- **Exercise prompt**:
Leave out all pictures. Extract exactly the lines from the one containing "Enumerate this screenshot's" through the end of the data.

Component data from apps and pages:
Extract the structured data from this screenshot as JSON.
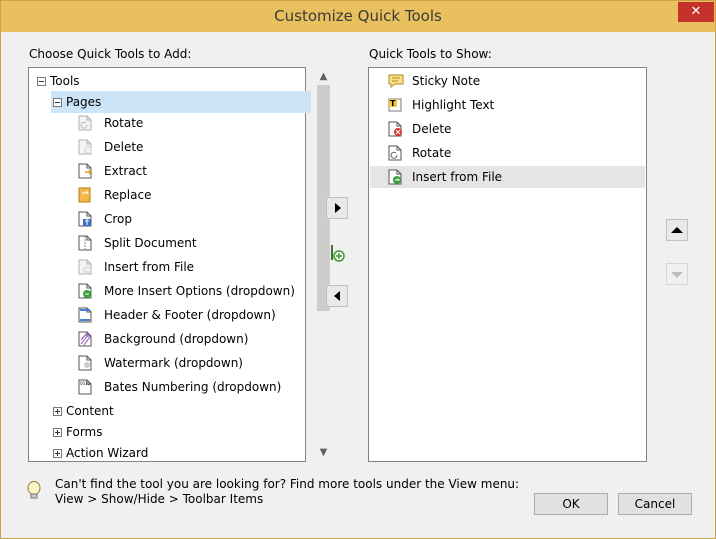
{
  "window": {
    "title": "Customize Quick Tools",
    "close_glyph": "✕"
  },
  "left": {
    "heading": "Choose Quick Tools to Add:",
    "tools_label": "Tools",
    "pages_label": "Pages",
    "items": [
      {
        "label": "Rotate",
        "icon": "rotate-page-icon",
        "disabled": true
      },
      {
        "label": "Delete",
        "icon": "delete-page-icon",
        "disabled": true
      },
      {
        "label": "Extract",
        "icon": "extract-page-icon",
        "disabled": false
      },
      {
        "label": "Replace",
        "icon": "replace-page-icon",
        "disabled": false
      },
      {
        "label": "Crop",
        "icon": "crop-page-icon",
        "disabled": false
      },
      {
        "label": "Split Document",
        "icon": "split-document-icon",
        "disabled": false
      },
      {
        "label": "Insert from File",
        "icon": "insert-from-file-icon",
        "disabled": true
      },
      {
        "label": "More Insert Options  (dropdown)",
        "icon": "more-insert-options-icon",
        "disabled": false
      },
      {
        "label": "Header & Footer  (dropdown)",
        "icon": "header-footer-icon",
        "disabled": false
      },
      {
        "label": "Background  (dropdown)",
        "icon": "background-icon",
        "disabled": false
      },
      {
        "label": "Watermark  (dropdown)",
        "icon": "watermark-icon",
        "disabled": false
      },
      {
        "label": "Bates Numbering  (dropdown)",
        "icon": "bates-numbering-icon",
        "disabled": false
      }
    ],
    "groups": [
      "Content",
      "Forms",
      "Action Wizard"
    ]
  },
  "right": {
    "heading": "Quick Tools to Show:",
    "items": [
      {
        "label": "Sticky Note",
        "icon": "sticky-note-icon"
      },
      {
        "label": "Highlight Text",
        "icon": "highlight-text-icon"
      },
      {
        "label": "Delete",
        "icon": "delete-page-icon"
      },
      {
        "label": "Rotate",
        "icon": "rotate-page-icon"
      },
      {
        "label": "Insert from File",
        "icon": "insert-from-file-icon"
      }
    ],
    "selected_index": 4
  },
  "hint": {
    "line1": "Can't find the tool you are looking for? Find more tools under the View menu:",
    "line2": "View > Show/Hide > Toolbar Items"
  },
  "buttons": {
    "ok": "OK",
    "cancel": "Cancel"
  },
  "colors": {
    "titlebar": "#e8c15e",
    "close": "#c7312b",
    "tree_selected": "#cce4f7",
    "list_selected": "#e5e5e5"
  }
}
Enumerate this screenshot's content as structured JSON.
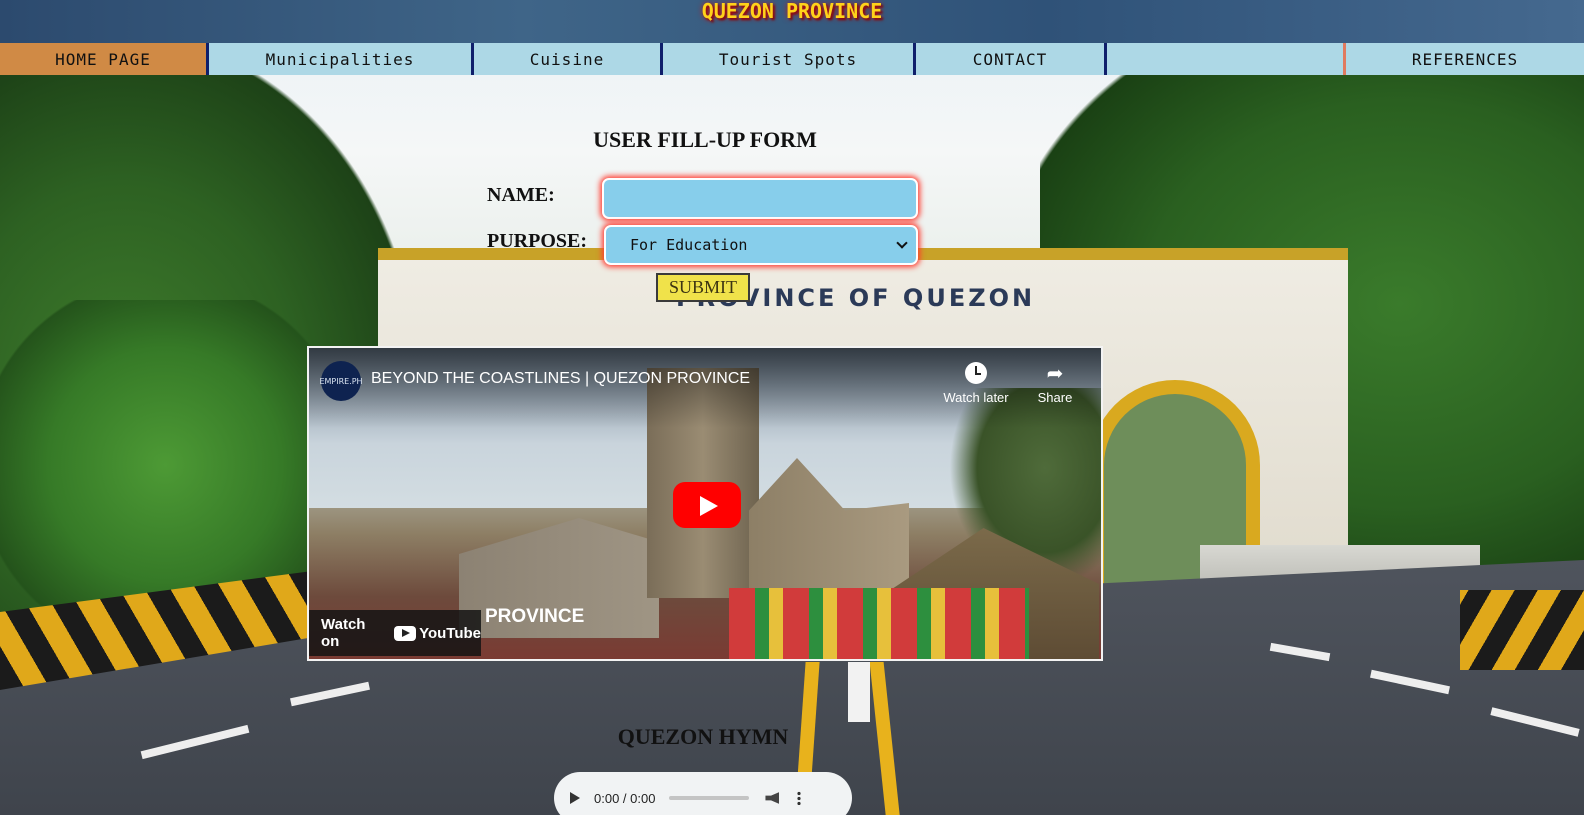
{
  "site": {
    "title": "QUEZON PROVINCE"
  },
  "nav": {
    "items": [
      {
        "label": "HOME PAGE"
      },
      {
        "label": "Municipalities"
      },
      {
        "label": "Cuisine"
      },
      {
        "label": "Tourist Spots"
      },
      {
        "label": "CONTACT"
      },
      {
        "label": ""
      },
      {
        "label": "REFERENCES"
      }
    ],
    "active_color": "#d08a45",
    "item_color": "#add8e6"
  },
  "background": {
    "arch_text": "PROVINCE OF QUEZON"
  },
  "form": {
    "title": "USER FILL-UP FORM",
    "name_label": "NAME:",
    "name_value": "",
    "purpose_label": "PURPOSE:",
    "purpose_selected": "For Education",
    "submit_label": "SUBMIT"
  },
  "video": {
    "channel_logo_text": "EMPIRE.PH",
    "title": "BEYOND THE COASTLINES | QUEZON PROVINCE",
    "watch_later_label": "Watch later",
    "share_label": "Share",
    "watch_on_label": "Watch on",
    "youtube_label": "YouTube",
    "overlay_text": "PROVINCE",
    "play_button_color": "#ff0000"
  },
  "hymn": {
    "title": "QUEZON HYMN",
    "time": "0:00 / 0:00"
  }
}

- **Task solution**:
Enumerate this screenshot's content as structured JSON.
{
  "site": {
    "title": "QUEZON PROVINCE"
  },
  "nav": {
    "items": [
      {
        "label": "HOME PAGE"
      },
      {
        "label": "Municipalities"
      },
      {
        "label": "Cuisine"
      },
      {
        "label": "Tourist Spots"
      },
      {
        "label": "CONTACT"
      },
      {
        "label": ""
      },
      {
        "label": "REFERENCES"
      }
    ],
    "active_color": "#d08a45",
    "item_color": "#add8e6"
  },
  "background": {
    "arch_text": "PROVINCE OF QUEZON"
  },
  "form": {
    "title": "USER FILL-UP FORM",
    "name_label": "NAME:",
    "name_value": "",
    "purpose_label": "PURPOSE:",
    "purpose_selected": "For Education",
    "submit_label": "SUBMIT"
  },
  "video": {
    "channel_logo_text": "EMPIRE.PH",
    "title": "BEYOND THE COASTLINES | QUEZON PROVINCE",
    "watch_later_label": "Watch later",
    "share_label": "Share",
    "watch_on_label": "Watch on",
    "youtube_label": "YouTube",
    "overlay_text": "PROVINCE",
    "play_button_color": "#ff0000"
  },
  "hymn": {
    "title": "QUEZON HYMN",
    "time": "0:00 / 0:00"
  }
}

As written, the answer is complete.